[Work required]: In the records below, count every line containing "nрегулирование". Reply with the number only.

[Dataset rows describing interfaces]
*** Block opens ***

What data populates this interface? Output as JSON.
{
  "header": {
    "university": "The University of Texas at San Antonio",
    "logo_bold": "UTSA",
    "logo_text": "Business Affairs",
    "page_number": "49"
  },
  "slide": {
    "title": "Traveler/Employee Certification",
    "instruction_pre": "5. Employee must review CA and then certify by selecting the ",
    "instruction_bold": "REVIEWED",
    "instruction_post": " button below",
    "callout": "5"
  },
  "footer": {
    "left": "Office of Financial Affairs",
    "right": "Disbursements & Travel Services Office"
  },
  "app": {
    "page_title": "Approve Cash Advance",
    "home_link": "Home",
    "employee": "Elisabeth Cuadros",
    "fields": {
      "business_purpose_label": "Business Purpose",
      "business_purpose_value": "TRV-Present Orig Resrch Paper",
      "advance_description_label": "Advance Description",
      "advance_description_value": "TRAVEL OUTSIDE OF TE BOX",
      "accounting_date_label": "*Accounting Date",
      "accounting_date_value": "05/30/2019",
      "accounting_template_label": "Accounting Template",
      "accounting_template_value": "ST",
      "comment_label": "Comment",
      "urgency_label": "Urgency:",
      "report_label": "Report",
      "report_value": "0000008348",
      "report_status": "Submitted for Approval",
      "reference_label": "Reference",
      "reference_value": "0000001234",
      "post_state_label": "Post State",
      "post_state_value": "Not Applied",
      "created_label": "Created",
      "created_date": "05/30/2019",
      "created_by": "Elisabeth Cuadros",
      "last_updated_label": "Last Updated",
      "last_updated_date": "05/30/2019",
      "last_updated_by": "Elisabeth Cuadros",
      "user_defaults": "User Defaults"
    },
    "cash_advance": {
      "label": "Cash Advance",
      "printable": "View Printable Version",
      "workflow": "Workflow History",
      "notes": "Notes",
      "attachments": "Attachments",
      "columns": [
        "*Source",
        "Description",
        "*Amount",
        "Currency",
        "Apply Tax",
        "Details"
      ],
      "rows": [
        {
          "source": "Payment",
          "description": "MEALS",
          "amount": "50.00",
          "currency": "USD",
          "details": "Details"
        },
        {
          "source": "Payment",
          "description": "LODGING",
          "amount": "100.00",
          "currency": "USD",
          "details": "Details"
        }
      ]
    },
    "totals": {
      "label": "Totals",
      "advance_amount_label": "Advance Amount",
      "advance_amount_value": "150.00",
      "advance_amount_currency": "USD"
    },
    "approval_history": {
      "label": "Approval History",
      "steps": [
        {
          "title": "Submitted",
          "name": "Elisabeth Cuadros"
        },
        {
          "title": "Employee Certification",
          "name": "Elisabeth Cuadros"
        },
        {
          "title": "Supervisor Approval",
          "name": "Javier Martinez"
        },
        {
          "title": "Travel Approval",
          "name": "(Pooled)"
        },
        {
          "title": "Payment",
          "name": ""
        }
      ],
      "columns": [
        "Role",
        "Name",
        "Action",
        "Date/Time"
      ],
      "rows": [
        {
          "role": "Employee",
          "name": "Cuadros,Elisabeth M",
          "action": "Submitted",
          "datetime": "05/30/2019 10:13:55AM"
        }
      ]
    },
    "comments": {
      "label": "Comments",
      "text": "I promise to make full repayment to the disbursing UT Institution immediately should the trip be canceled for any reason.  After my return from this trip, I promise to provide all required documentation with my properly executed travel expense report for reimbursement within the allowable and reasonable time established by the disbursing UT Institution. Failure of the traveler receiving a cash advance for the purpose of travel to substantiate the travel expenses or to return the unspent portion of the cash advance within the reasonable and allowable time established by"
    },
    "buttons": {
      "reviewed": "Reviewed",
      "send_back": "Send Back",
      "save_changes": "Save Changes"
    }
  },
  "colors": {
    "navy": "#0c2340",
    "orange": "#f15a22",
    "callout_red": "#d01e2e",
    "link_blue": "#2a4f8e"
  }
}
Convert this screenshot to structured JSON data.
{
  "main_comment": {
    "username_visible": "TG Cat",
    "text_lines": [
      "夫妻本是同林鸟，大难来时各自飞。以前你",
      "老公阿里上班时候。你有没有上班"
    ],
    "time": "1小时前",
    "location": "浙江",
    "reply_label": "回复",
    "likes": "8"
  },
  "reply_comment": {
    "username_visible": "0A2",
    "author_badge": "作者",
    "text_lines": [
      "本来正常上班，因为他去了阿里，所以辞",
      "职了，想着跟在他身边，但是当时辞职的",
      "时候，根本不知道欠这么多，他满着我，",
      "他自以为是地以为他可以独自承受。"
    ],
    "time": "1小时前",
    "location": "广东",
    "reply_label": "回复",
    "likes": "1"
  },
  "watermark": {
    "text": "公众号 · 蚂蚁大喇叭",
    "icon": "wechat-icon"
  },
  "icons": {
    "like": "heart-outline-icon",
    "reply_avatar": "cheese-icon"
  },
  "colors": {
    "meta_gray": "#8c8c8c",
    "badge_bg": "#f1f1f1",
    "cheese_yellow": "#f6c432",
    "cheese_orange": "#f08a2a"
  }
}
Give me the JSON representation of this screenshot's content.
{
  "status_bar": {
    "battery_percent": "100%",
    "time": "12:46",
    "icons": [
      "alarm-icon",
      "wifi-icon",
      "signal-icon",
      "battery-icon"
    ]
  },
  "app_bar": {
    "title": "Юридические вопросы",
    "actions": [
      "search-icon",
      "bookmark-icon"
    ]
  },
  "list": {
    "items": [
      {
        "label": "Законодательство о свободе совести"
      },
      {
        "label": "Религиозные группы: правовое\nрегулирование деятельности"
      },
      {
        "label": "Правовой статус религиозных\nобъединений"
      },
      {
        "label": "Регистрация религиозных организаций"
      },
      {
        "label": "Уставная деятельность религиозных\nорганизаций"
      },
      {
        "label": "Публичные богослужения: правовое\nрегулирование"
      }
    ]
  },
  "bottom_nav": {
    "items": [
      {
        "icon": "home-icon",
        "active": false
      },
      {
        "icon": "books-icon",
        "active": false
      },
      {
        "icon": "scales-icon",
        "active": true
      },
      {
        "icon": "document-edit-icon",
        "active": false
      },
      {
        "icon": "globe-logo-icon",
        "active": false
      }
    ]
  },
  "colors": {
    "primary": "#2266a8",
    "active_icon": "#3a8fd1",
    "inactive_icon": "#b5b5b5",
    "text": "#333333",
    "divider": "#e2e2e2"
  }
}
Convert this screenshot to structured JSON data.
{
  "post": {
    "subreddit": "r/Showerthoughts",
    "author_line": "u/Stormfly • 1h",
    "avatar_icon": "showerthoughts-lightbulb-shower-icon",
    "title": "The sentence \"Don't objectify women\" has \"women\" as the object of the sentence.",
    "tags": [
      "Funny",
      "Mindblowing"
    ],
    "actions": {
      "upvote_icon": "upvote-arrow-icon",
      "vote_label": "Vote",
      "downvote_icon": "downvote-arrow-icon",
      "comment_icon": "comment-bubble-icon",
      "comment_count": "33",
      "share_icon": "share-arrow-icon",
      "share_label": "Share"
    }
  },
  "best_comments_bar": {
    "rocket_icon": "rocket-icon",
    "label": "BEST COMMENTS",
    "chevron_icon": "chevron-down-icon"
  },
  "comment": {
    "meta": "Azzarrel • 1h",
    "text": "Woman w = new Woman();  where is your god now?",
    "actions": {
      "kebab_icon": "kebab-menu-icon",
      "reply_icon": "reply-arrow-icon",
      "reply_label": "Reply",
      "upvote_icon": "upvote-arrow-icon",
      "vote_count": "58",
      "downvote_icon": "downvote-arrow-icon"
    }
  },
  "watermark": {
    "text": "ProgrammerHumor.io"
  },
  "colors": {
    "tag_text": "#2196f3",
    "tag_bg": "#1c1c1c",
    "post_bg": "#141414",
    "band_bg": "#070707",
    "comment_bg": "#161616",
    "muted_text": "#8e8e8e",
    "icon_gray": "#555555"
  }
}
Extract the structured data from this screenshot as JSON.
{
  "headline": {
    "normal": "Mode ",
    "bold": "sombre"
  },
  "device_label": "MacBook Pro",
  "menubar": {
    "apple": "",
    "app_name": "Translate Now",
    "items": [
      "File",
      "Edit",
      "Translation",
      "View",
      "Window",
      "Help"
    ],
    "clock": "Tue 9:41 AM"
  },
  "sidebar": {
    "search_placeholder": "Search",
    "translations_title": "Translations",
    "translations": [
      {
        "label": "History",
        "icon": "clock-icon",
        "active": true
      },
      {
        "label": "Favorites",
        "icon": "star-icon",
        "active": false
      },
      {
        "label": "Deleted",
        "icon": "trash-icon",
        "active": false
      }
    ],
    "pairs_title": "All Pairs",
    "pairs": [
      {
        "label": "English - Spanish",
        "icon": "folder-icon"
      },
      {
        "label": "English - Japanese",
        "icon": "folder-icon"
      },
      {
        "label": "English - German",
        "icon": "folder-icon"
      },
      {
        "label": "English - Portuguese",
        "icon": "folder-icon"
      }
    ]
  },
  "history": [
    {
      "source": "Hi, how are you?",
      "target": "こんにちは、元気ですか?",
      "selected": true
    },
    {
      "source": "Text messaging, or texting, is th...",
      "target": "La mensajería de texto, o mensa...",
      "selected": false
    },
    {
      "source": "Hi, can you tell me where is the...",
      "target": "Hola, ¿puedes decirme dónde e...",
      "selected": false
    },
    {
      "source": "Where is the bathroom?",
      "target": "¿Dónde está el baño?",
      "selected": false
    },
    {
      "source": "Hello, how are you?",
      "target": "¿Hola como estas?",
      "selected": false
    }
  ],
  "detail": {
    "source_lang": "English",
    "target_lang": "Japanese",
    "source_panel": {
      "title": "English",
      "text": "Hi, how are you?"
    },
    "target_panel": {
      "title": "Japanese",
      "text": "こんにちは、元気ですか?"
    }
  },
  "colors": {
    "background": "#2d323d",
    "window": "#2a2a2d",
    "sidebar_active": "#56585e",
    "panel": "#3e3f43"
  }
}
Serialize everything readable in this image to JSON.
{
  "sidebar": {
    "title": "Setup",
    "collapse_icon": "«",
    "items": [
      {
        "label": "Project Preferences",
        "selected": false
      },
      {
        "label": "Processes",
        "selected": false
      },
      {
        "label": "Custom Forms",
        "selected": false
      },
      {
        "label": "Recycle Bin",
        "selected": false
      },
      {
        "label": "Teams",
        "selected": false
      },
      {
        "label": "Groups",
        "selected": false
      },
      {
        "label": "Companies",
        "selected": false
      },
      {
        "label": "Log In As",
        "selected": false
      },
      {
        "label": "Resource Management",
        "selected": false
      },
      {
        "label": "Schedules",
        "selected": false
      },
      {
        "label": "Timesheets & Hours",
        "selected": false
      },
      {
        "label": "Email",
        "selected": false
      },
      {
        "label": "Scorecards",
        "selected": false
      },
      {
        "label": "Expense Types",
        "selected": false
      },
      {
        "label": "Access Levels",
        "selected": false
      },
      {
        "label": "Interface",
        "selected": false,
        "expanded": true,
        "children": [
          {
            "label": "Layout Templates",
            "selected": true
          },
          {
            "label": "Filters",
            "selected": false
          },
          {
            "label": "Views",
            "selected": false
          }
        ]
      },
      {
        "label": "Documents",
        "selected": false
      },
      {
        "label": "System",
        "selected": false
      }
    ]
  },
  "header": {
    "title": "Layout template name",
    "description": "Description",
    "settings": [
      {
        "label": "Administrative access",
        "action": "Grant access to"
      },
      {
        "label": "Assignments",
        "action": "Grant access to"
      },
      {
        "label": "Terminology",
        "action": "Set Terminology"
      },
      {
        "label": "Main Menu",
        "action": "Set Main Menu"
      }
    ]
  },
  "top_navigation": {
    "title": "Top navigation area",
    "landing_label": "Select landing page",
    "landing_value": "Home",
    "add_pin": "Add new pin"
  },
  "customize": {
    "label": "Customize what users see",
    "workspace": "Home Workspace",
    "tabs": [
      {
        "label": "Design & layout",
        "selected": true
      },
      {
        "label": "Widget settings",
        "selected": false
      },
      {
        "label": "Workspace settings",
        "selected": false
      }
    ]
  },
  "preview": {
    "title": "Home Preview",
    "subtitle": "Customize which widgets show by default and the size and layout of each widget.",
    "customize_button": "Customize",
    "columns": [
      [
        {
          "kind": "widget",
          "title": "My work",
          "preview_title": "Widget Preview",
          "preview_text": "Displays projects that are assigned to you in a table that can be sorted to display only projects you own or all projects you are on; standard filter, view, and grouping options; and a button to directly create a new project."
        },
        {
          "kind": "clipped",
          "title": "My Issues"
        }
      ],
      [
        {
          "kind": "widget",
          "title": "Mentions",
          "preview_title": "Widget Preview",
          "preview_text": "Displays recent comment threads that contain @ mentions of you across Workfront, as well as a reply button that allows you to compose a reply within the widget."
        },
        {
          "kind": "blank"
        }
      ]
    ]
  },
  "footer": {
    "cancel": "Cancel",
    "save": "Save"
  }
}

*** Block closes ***

[Task solution]: 2